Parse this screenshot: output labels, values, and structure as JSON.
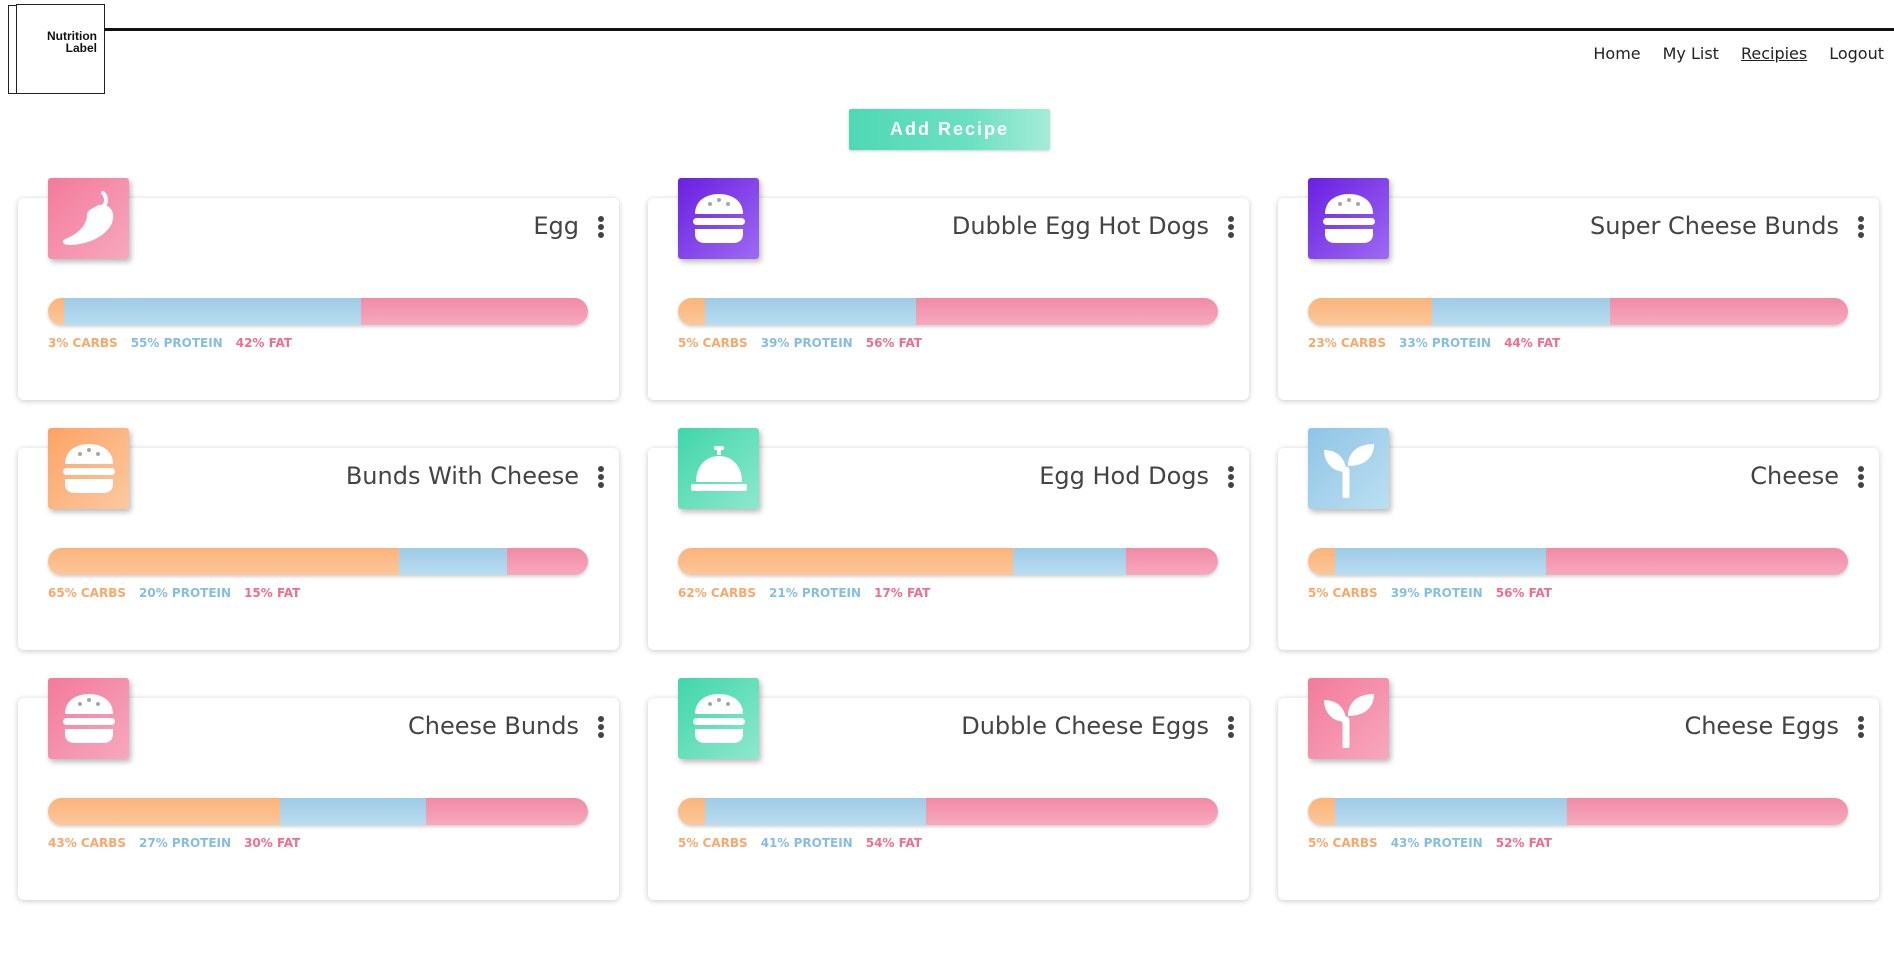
{
  "header": {
    "logo_line1": "Nutrition",
    "logo_line2": "Label",
    "nav": [
      {
        "label": "Home",
        "active": false
      },
      {
        "label": "My List",
        "active": false
      },
      {
        "label": "Recipies",
        "active": true
      },
      {
        "label": "Logout",
        "active": false
      }
    ]
  },
  "add_button_label": "Add Recipe",
  "colors": {
    "carbs": "#f8a86a",
    "protein": "#84bfe0",
    "fat": "#ef6d8f",
    "accent_teal": "#4fd8b4"
  },
  "recipes": [
    {
      "title": "Egg",
      "icon": "pepper-icon",
      "icon_bg": "pink",
      "carbs": 3,
      "protein": 55,
      "fat": 42,
      "carbs_label": "3% CARBS",
      "protein_label": "55% PROTEIN",
      "fat_label": "42% FAT"
    },
    {
      "title": "Dubble Egg Hot Dogs",
      "icon": "hamburger-icon",
      "icon_bg": "purple",
      "carbs": 5,
      "protein": 39,
      "fat": 56,
      "carbs_label": "5% CARBS",
      "protein_label": "39% PROTEIN",
      "fat_label": "56% FAT"
    },
    {
      "title": "Super Cheese Bunds",
      "icon": "hamburger-icon",
      "icon_bg": "purple",
      "carbs": 23,
      "protein": 33,
      "fat": 44,
      "carbs_label": "23% CARBS",
      "protein_label": "33% PROTEIN",
      "fat_label": "44% FAT"
    },
    {
      "title": "Bunds With Cheese",
      "icon": "hamburger-icon",
      "icon_bg": "orange",
      "carbs": 65,
      "protein": 20,
      "fat": 15,
      "carbs_label": "65% CARBS",
      "protein_label": "20% PROTEIN",
      "fat_label": "15% FAT"
    },
    {
      "title": "Egg Hod Dogs",
      "icon": "concierge-bell-icon",
      "icon_bg": "teal",
      "carbs": 62,
      "protein": 21,
      "fat": 17,
      "carbs_label": "62% CARBS",
      "protein_label": "21% PROTEIN",
      "fat_label": "17% FAT"
    },
    {
      "title": "Cheese",
      "icon": "seedling-icon",
      "icon_bg": "blue",
      "carbs": 5,
      "protein": 39,
      "fat": 56,
      "carbs_label": "5% CARBS",
      "protein_label": "39% PROTEIN",
      "fat_label": "56% FAT"
    },
    {
      "title": "Cheese Bunds",
      "icon": "hamburger-icon",
      "icon_bg": "pink",
      "carbs": 43,
      "protein": 27,
      "fat": 30,
      "carbs_label": "43% CARBS",
      "protein_label": "27% PROTEIN",
      "fat_label": "30% FAT"
    },
    {
      "title": "Dubble Cheese Eggs",
      "icon": "hamburger-icon",
      "icon_bg": "teal",
      "carbs": 5,
      "protein": 41,
      "fat": 54,
      "carbs_label": "5% CARBS",
      "protein_label": "41% PROTEIN",
      "fat_label": "54% FAT"
    },
    {
      "title": "Cheese Eggs",
      "icon": "seedling-icon",
      "icon_bg": "pink",
      "carbs": 5,
      "protein": 43,
      "fat": 52,
      "carbs_label": "5% CARBS",
      "protein_label": "43% PROTEIN",
      "fat_label": "52% FAT"
    }
  ]
}
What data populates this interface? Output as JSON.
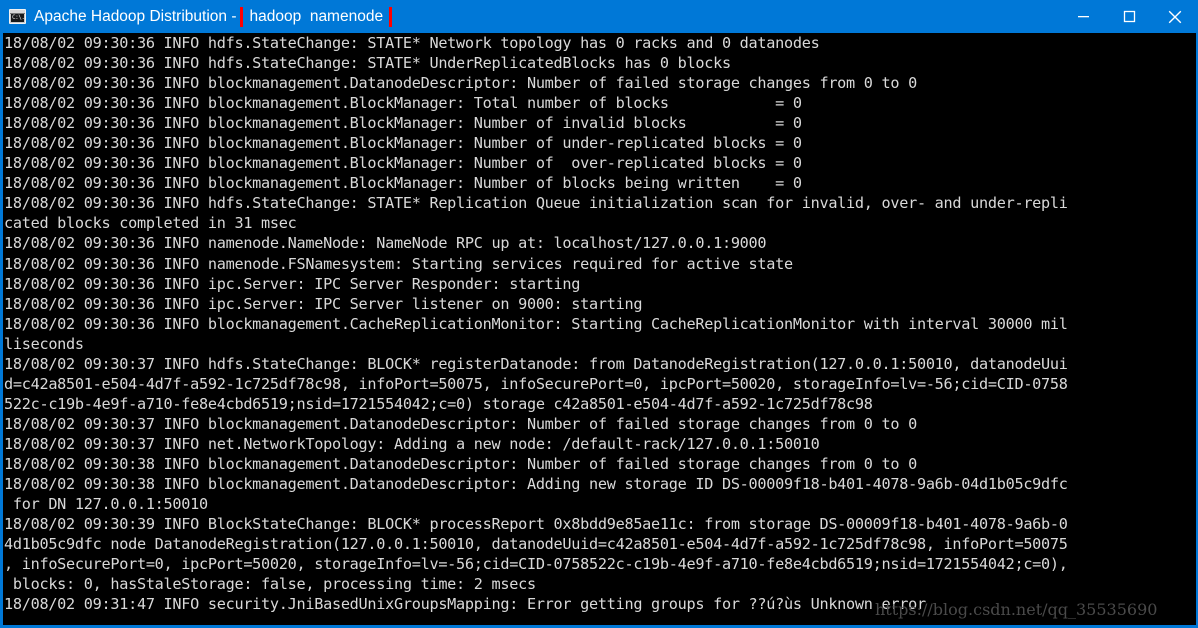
{
  "window": {
    "title_prefix": "Apache Hadoop Distribution - ",
    "title_highlighted": "hadoop  namenode",
    "icon_name": "console-app-icon",
    "icon_glyph": "C:\\.",
    "accent_color": "#0078d7",
    "highlight_color": "#ff0000",
    "console_bg": "#000000",
    "console_fg": "#d9d9d9",
    "controls": {
      "minimize_label": "Minimize",
      "maximize_label": "Maximize",
      "close_label": "Close"
    }
  },
  "console": {
    "lines": [
      "18/08/02 09:30:36 INFO hdfs.StateChange: STATE* Network topology has 0 racks and 0 datanodes",
      "18/08/02 09:30:36 INFO hdfs.StateChange: STATE* UnderReplicatedBlocks has 0 blocks",
      "18/08/02 09:30:36 INFO blockmanagement.DatanodeDescriptor: Number of failed storage changes from 0 to 0",
      "18/08/02 09:30:36 INFO blockmanagement.BlockManager: Total number of blocks            = 0",
      "18/08/02 09:30:36 INFO blockmanagement.BlockManager: Number of invalid blocks          = 0",
      "18/08/02 09:30:36 INFO blockmanagement.BlockManager: Number of under-replicated blocks = 0",
      "18/08/02 09:30:36 INFO blockmanagement.BlockManager: Number of  over-replicated blocks = 0",
      "18/08/02 09:30:36 INFO blockmanagement.BlockManager: Number of blocks being written    = 0",
      "18/08/02 09:30:36 INFO hdfs.StateChange: STATE* Replication Queue initialization scan for invalid, over- and under-repli",
      "cated blocks completed in 31 msec",
      "18/08/02 09:30:36 INFO namenode.NameNode: NameNode RPC up at: localhost/127.0.0.1:9000",
      "18/08/02 09:30:36 INFO namenode.FSNamesystem: Starting services required for active state",
      "18/08/02 09:30:36 INFO ipc.Server: IPC Server Responder: starting",
      "18/08/02 09:30:36 INFO ipc.Server: IPC Server listener on 9000: starting",
      "18/08/02 09:30:36 INFO blockmanagement.CacheReplicationMonitor: Starting CacheReplicationMonitor with interval 30000 mil",
      "liseconds",
      "18/08/02 09:30:37 INFO hdfs.StateChange: BLOCK* registerDatanode: from DatanodeRegistration(127.0.0.1:50010, datanodeUui",
      "d=c42a8501-e504-4d7f-a592-1c725df78c98, infoPort=50075, infoSecurePort=0, ipcPort=50020, storageInfo=lv=-56;cid=CID-0758",
      "522c-c19b-4e9f-a710-fe8e4cbd6519;nsid=1721554042;c=0) storage c42a8501-e504-4d7f-a592-1c725df78c98",
      "18/08/02 09:30:37 INFO blockmanagement.DatanodeDescriptor: Number of failed storage changes from 0 to 0",
      "18/08/02 09:30:37 INFO net.NetworkTopology: Adding a new node: /default-rack/127.0.0.1:50010",
      "18/08/02 09:30:38 INFO blockmanagement.DatanodeDescriptor: Number of failed storage changes from 0 to 0",
      "18/08/02 09:30:38 INFO blockmanagement.DatanodeDescriptor: Adding new storage ID DS-00009f18-b401-4078-9a6b-04d1b05c9dfc",
      " for DN 127.0.0.1:50010",
      "18/08/02 09:30:39 INFO BlockStateChange: BLOCK* processReport 0x8bdd9e85ae11c: from storage DS-00009f18-b401-4078-9a6b-0",
      "4d1b05c9dfc node DatanodeRegistration(127.0.0.1:50010, datanodeUuid=c42a8501-e504-4d7f-a592-1c725df78c98, infoPort=50075",
      ", infoSecurePort=0, ipcPort=50020, storageInfo=lv=-56;cid=CID-0758522c-c19b-4e9f-a710-fe8e4cbd6519;nsid=1721554042;c=0),",
      " blocks: 0, hasStaleStorage: false, processing time: 2 msecs",
      "18/08/02 09:31:47 INFO security.JniBasedUnixGroupsMapping: Error getting groups for ??ú?ùs Unknown error"
    ]
  },
  "watermark": {
    "text": "https://blog.csdn.net/qq_35535690",
    "color": "#4a4a4a"
  }
}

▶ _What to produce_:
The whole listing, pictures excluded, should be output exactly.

▶ _Result of the task_:
Parse this screenshot: output labels, values, and structure as JSON.
{
  "header": {
    "logo_line1": "Nutrition",
    "logo_line2": "Label",
    "nav": [
      {
        "label": "Home",
        "active": false
      },
      {
        "label": "My List",
        "active": false
      },
      {
        "label": "Recipies",
        "active": true
      },
      {
        "label": "Logout",
        "active": false
      }
    ]
  },
  "add_button_label": "Add Recipe",
  "colors": {
    "carbs": "#f8a86a",
    "protein": "#84bfe0",
    "fat": "#ef6d8f",
    "accent_teal": "#4fd8b4"
  },
  "recipes": [
    {
      "title": "Egg",
      "icon": "pepper-icon",
      "icon_bg": "pink",
      "carbs": 3,
      "protein": 55,
      "fat": 42,
      "carbs_label": "3% CARBS",
      "protein_label": "55% PROTEIN",
      "fat_label": "42% FAT"
    },
    {
      "title": "Dubble Egg Hot Dogs",
      "icon": "hamburger-icon",
      "icon_bg": "purple",
      "carbs": 5,
      "protein": 39,
      "fat": 56,
      "carbs_label": "5% CARBS",
      "protein_label": "39% PROTEIN",
      "fat_label": "56% FAT"
    },
    {
      "title": "Super Cheese Bunds",
      "icon": "hamburger-icon",
      "icon_bg": "purple",
      "carbs": 23,
      "protein": 33,
      "fat": 44,
      "carbs_label": "23% CARBS",
      "protein_label": "33% PROTEIN",
      "fat_label": "44% FAT"
    },
    {
      "title": "Bunds With Cheese",
      "icon": "hamburger-icon",
      "icon_bg": "orange",
      "carbs": 65,
      "protein": 20,
      "fat": 15,
      "carbs_label": "65% CARBS",
      "protein_label": "20% PROTEIN",
      "fat_label": "15% FAT"
    },
    {
      "title": "Egg Hod Dogs",
      "icon": "concierge-bell-icon",
      "icon_bg": "teal",
      "carbs": 62,
      "protein": 21,
      "fat": 17,
      "carbs_label": "62% CARBS",
      "protein_label": "21% PROTEIN",
      "fat_label": "17% FAT"
    },
    {
      "title": "Cheese",
      "icon": "seedling-icon",
      "icon_bg": "blue",
      "carbs": 5,
      "protein": 39,
      "fat": 56,
      "carbs_label": "5% CARBS",
      "protein_label": "39% PROTEIN",
      "fat_label": "56% FAT"
    },
    {
      "title": "Cheese Bunds",
      "icon": "hamburger-icon",
      "icon_bg": "pink",
      "carbs": 43,
      "protein": 27,
      "fat": 30,
      "carbs_label": "43% CARBS",
      "protein_label": "27% PROTEIN",
      "fat_label": "30% FAT"
    },
    {
      "title": "Dubble Cheese Eggs",
      "icon": "hamburger-icon",
      "icon_bg": "teal",
      "carbs": 5,
      "protein": 41,
      "fat": 54,
      "carbs_label": "5% CARBS",
      "protein_label": "41% PROTEIN",
      "fat_label": "54% FAT"
    },
    {
      "title": "Cheese Eggs",
      "icon": "seedling-icon",
      "icon_bg": "pink",
      "carbs": 5,
      "protein": 43,
      "fat": 52,
      "carbs_label": "5% CARBS",
      "protein_label": "43% PROTEIN",
      "fat_label": "52% FAT"
    }
  ]
}
What data populates this interface? Output as JSON.
{
  "window": {
    "title_prefix": "Apache Hadoop Distribution - ",
    "title_highlighted": "hadoop  namenode",
    "icon_name": "console-app-icon",
    "icon_glyph": "C:\\.",
    "accent_color": "#0078d7",
    "highlight_color": "#ff0000",
    "console_bg": "#000000",
    "console_fg": "#d9d9d9",
    "controls": {
      "minimize_label": "Minimize",
      "maximize_label": "Maximize",
      "close_label": "Close"
    }
  },
  "console": {
    "lines": [
      "18/08/02 09:30:36 INFO hdfs.StateChange: STATE* Network topology has 0 racks and 0 datanodes",
      "18/08/02 09:30:36 INFO hdfs.StateChange: STATE* UnderReplicatedBlocks has 0 blocks",
      "18/08/02 09:30:36 INFO blockmanagement.DatanodeDescriptor: Number of failed storage changes from 0 to 0",
      "18/08/02 09:30:36 INFO blockmanagement.BlockManager: Total number of blocks            = 0",
      "18/08/02 09:30:36 INFO blockmanagement.BlockManager: Number of invalid blocks          = 0",
      "18/08/02 09:30:36 INFO blockmanagement.BlockManager: Number of under-replicated blocks = 0",
      "18/08/02 09:30:36 INFO blockmanagement.BlockManager: Number of  over-replicated blocks = 0",
      "18/08/02 09:30:36 INFO blockmanagement.BlockManager: Number of blocks being written    = 0",
      "18/08/02 09:30:36 INFO hdfs.StateChange: STATE* Replication Queue initialization scan for invalid, over- and under-repli",
      "cated blocks completed in 31 msec",
      "18/08/02 09:30:36 INFO namenode.NameNode: NameNode RPC up at: localhost/127.0.0.1:9000",
      "18/08/02 09:30:36 INFO namenode.FSNamesystem: Starting services required for active state",
      "18/08/02 09:30:36 INFO ipc.Server: IPC Server Responder: starting",
      "18/08/02 09:30:36 INFO ipc.Server: IPC Server listener on 9000: starting",
      "18/08/02 09:30:36 INFO blockmanagement.CacheReplicationMonitor: Starting CacheReplicationMonitor with interval 30000 mil",
      "liseconds",
      "18/08/02 09:30:37 INFO hdfs.StateChange: BLOCK* registerDatanode: from DatanodeRegistration(127.0.0.1:50010, datanodeUui",
      "d=c42a8501-e504-4d7f-a592-1c725df78c98, infoPort=50075, infoSecurePort=0, ipcPort=50020, storageInfo=lv=-56;cid=CID-0758",
      "522c-c19b-4e9f-a710-fe8e4cbd6519;nsid=1721554042;c=0) storage c42a8501-e504-4d7f-a592-1c725df78c98",
      "18/08/02 09:30:37 INFO blockmanagement.DatanodeDescriptor: Number of failed storage changes from 0 to 0",
      "18/08/02 09:30:37 INFO net.NetworkTopology: Adding a new node: /default-rack/127.0.0.1:50010",
      "18/08/02 09:30:38 INFO blockmanagement.DatanodeDescriptor: Number of failed storage changes from 0 to 0",
      "18/08/02 09:30:38 INFO blockmanagement.DatanodeDescriptor: Adding new storage ID DS-00009f18-b401-4078-9a6b-04d1b05c9dfc",
      " for DN 127.0.0.1:50010",
      "18/08/02 09:30:39 INFO BlockStateChange: BLOCK* processReport 0x8bdd9e85ae11c: from storage DS-00009f18-b401-4078-9a6b-0",
      "4d1b05c9dfc node DatanodeRegistration(127.0.0.1:50010, datanodeUuid=c42a8501-e504-4d7f-a592-1c725df78c98, infoPort=50075",
      ", infoSecurePort=0, ipcPort=50020, storageInfo=lv=-56;cid=CID-0758522c-c19b-4e9f-a710-fe8e4cbd6519;nsid=1721554042;c=0),",
      " blocks: 0, hasStaleStorage: false, processing time: 2 msecs",
      "18/08/02 09:31:47 INFO security.JniBasedUnixGroupsMapping: Error getting groups for ??ú?ùs Unknown error"
    ]
  },
  "watermark": {
    "text": "https://blog.csdn.net/qq_35535690",
    "color": "#4a4a4a"
  }
}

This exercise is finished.